A first-of-its-kind event at Brock University brought together health-focused researchers, practitioners, educators, health industry leaders and policy makers to discuss the future of healthcare.
Brock University, Niagara Health and Niagara Region Public Health and Emergency Medical Services, with support from the Royal Bank of Canada (RBC), collaborated to host the Re-Imagining Health Symposium at Brock on October 16 and 17.
According to Peter Tiidus, dean for the Faculty of Applied Health Sciences, more than 35 experts highlighted current evidence-based health-care practices with the goal of providing tangible skills for those in attendance to take back to their workplaces.
“This event provided a space for individuals who often work in similar areas, but rarely get the chance to be in the same room as their colleagues, to connect and expand their networks,” said Tiidus.
One of the goals of the Re-Imagining Health Symposium was to inspire innovation, create an environment of collaborative learning and improve the health and well-being in the community.
“We are very proud of our increased focus on research and academics, and how it is enhancing the patient experience and attracting and retaining the best and brightest to work at Niagara Health,” said Angela Zangari, interim president of Niagara Health. “We know we are stronger when we work together and deeply value these partnerships to create a healthier Niagara.”
The symposium included capacity-building workshops focusing on topics such as knowledge translation, healthy communities, data in healthcare and new medical technologies.
Dr. M. Mustafa Hirji, acting medical officer of health and commissioner for Niagara Region Public Health, provided the opening remarks for the symposium.
“Since social factors are responsible for upwards of 50 per cent of health outcomes, we in Public Health strive to engage not just our health-care allies, but the entire Niagara community to the mission of improving health,” said Hirji. “By working with a multi-disciplinary institution like Brock University, we are able to explore innovations and opportunities to advance wellness across many different sectors.”
Other keynote presenters at the symposium included: Dr. Zayna Khayat, a future strategist at SE Health, Andrew Best, the senior director of healthcare at RBC and Dr. Anthony Levitt, chief of the Hurvitz Brain Sciences Program and medical director of the Family Navigation Project.
“In addition to showcasing the cutting-edge research taking place at Brock, we welcomed many of our community partners to campus and the alumni who work for these organizations,” said Tiidus. “Students [were] also given the opportunity to attend at a special rate, as well as the option to present a poster and have their ideas reviewed by industry experts.”

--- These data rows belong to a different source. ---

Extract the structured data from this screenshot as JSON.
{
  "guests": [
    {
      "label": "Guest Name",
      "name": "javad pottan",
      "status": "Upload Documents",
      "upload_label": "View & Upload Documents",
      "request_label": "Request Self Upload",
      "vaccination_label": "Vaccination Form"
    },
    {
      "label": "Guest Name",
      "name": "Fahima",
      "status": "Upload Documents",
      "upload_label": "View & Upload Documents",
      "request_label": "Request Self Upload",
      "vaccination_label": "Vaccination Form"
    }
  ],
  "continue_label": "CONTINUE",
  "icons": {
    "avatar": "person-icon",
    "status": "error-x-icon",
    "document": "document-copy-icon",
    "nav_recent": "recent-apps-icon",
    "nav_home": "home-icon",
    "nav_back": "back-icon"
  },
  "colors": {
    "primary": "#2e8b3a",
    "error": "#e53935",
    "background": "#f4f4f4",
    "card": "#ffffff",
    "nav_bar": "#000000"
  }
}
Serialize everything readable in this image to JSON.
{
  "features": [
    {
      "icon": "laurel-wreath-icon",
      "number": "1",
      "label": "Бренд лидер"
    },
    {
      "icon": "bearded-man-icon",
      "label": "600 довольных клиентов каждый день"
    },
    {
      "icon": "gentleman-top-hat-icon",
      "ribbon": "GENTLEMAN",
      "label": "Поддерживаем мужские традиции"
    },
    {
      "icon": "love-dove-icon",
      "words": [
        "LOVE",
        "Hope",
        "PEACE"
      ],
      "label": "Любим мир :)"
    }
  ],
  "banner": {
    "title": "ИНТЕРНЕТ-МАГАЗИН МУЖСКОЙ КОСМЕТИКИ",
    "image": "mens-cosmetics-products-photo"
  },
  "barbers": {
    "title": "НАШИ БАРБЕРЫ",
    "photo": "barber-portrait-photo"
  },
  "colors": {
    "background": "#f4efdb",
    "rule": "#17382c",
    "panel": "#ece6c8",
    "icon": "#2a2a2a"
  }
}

Those present were also able to attend any of six additional workshop sessions conducted by over 30 speakers with varying skill sets and specialties within the healthcare industry. Following the sessions, attendees were able to spend time connecting with the speakers.
According to Tiidus, feedback received from the faculty’s partners and attendees was very positive with most agreeing that the program was both wide ranging and stimulating and the sessions thought-provoking.
Though the symposium has passed, students who desire to engage with the faculty through their other events are encouraged to monitor ExperienceBU. To keep up to date with the events happening at Brock, students can visit brockpress.com.